None of this was constructive. A trillion-dollar gap is far too wide to be closed by any one thing.
After Friday’s meeting, the two sides sounded more reasonable. House Speaker John Boehner said the Republicans would accept some revenue if there were also cuts in spending. Revenue should be on the table, and not only revenue from loophole closings.
So should military spending, starting with the war in Afghanistan. So should entitlements: Washington’s U.S. Sen. Patty Murray, who is expected to be the chairwoman of the Senate Budget Committee, needs to accept that.

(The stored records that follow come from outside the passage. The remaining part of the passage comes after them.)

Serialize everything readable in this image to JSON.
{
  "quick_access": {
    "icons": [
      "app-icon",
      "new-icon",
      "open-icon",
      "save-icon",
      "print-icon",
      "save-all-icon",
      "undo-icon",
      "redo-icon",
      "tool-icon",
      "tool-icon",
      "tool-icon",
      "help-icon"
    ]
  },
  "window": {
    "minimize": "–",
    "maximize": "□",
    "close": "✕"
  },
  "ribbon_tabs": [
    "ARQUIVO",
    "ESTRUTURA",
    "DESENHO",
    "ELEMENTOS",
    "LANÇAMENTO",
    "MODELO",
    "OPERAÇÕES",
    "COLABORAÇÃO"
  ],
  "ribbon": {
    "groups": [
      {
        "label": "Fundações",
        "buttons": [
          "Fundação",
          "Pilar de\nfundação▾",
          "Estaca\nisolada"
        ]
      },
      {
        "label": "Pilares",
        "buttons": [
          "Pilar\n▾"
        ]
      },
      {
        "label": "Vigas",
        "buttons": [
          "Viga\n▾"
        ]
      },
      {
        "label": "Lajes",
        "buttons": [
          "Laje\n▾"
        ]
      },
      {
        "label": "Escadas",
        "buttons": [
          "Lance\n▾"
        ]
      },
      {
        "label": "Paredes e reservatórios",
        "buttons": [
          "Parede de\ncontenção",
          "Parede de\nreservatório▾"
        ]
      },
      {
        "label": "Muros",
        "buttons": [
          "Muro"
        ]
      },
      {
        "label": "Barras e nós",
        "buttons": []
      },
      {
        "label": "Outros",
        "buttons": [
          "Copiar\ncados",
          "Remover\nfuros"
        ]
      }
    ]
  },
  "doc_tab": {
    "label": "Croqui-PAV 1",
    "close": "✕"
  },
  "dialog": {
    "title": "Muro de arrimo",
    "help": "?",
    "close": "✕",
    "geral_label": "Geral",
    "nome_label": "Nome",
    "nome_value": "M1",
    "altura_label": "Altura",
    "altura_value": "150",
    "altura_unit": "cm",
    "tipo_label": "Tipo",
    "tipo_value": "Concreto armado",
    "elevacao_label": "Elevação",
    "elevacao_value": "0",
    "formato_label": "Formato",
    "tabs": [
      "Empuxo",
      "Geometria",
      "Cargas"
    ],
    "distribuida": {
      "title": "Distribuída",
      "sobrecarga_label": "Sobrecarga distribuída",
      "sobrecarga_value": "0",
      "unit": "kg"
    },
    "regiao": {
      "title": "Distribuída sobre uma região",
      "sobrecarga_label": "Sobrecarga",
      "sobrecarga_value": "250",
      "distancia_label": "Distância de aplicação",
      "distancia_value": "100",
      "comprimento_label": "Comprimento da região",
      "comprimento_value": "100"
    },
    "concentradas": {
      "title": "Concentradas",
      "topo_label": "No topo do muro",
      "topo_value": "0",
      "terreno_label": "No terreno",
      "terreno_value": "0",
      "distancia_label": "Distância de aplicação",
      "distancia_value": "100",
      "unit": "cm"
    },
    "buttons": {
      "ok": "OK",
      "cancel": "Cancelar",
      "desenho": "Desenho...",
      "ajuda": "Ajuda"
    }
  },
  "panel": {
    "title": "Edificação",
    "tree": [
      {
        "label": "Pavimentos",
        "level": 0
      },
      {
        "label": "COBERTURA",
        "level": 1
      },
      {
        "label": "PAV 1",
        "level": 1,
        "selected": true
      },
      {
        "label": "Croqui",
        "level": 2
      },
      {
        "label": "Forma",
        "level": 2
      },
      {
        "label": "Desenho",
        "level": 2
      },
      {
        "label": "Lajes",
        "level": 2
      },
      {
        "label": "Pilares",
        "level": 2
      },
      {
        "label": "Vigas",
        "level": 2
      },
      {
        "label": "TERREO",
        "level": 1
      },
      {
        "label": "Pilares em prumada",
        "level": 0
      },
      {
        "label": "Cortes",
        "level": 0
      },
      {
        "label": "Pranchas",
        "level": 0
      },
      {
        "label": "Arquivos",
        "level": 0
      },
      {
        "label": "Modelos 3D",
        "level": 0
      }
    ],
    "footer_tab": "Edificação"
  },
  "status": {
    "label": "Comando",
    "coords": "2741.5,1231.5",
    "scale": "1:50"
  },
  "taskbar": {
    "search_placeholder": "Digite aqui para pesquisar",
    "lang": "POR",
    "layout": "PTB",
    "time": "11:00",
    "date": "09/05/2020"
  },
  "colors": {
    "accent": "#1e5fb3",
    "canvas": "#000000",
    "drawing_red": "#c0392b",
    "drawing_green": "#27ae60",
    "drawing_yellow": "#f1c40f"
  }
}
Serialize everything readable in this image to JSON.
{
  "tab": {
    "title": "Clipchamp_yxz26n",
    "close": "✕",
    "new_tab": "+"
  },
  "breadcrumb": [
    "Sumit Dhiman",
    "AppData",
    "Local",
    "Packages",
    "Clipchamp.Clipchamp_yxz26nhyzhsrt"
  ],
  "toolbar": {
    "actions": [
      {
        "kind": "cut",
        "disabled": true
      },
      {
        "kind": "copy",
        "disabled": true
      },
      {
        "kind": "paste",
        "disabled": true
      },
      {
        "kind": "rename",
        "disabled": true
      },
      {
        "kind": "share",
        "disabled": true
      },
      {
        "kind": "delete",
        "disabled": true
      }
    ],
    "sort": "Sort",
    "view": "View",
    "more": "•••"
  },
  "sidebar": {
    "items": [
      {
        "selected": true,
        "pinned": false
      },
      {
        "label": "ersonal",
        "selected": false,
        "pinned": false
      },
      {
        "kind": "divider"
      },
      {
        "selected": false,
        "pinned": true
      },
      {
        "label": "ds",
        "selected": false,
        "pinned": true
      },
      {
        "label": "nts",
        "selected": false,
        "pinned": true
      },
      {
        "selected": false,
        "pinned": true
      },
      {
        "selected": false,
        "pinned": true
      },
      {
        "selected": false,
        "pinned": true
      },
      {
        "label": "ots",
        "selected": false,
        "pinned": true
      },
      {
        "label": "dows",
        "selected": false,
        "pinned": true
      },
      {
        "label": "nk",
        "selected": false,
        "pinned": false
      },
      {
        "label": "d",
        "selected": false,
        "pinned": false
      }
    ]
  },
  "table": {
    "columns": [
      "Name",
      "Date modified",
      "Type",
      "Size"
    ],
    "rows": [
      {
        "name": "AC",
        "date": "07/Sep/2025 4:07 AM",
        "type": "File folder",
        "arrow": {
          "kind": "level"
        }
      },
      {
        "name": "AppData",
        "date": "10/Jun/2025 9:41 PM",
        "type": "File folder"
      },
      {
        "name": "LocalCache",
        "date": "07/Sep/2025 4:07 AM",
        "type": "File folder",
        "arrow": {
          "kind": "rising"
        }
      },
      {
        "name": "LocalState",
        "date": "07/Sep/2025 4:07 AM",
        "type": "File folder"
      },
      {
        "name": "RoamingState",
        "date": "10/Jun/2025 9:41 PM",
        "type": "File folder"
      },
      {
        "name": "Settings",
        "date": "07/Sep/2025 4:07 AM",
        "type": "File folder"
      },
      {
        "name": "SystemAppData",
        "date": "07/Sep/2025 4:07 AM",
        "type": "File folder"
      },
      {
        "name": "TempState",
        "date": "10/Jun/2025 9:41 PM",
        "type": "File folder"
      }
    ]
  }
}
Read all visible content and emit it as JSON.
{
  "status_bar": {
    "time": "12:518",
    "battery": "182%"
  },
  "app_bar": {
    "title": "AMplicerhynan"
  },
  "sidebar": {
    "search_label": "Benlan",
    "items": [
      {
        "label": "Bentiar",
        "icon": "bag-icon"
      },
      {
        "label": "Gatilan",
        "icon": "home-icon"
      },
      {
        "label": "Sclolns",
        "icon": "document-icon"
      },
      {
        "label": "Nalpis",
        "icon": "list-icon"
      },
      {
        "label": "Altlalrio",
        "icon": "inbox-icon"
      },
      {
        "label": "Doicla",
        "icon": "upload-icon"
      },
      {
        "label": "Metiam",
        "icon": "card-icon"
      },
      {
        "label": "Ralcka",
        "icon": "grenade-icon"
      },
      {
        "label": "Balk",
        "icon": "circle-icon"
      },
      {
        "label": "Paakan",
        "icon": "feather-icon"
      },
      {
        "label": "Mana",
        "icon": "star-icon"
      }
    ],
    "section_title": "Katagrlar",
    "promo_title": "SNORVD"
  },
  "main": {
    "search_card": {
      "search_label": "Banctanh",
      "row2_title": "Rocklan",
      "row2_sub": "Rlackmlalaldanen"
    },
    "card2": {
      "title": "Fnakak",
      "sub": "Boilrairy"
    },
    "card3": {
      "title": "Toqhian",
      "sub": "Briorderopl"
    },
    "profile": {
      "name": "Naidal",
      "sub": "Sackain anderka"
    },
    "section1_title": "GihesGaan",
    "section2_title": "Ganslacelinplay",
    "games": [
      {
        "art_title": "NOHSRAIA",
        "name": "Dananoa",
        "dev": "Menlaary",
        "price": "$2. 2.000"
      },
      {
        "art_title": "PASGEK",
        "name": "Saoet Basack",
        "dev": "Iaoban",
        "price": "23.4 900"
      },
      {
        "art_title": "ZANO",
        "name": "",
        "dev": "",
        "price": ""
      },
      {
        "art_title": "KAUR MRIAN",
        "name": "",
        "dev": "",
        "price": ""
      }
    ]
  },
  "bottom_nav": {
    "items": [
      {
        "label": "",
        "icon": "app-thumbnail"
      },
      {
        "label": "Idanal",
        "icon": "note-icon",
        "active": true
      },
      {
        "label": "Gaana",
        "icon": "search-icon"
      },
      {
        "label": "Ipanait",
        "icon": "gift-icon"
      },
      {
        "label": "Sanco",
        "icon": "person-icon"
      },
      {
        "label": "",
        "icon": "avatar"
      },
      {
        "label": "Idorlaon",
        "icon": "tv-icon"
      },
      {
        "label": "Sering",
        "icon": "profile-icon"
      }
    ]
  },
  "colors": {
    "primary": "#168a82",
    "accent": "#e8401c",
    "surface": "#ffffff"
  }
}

President Obama kept saying he wants a balanced approach. That is right. These are not all-or-nothing questions, about principle. These are “how much” questions, about money. And money is divisible.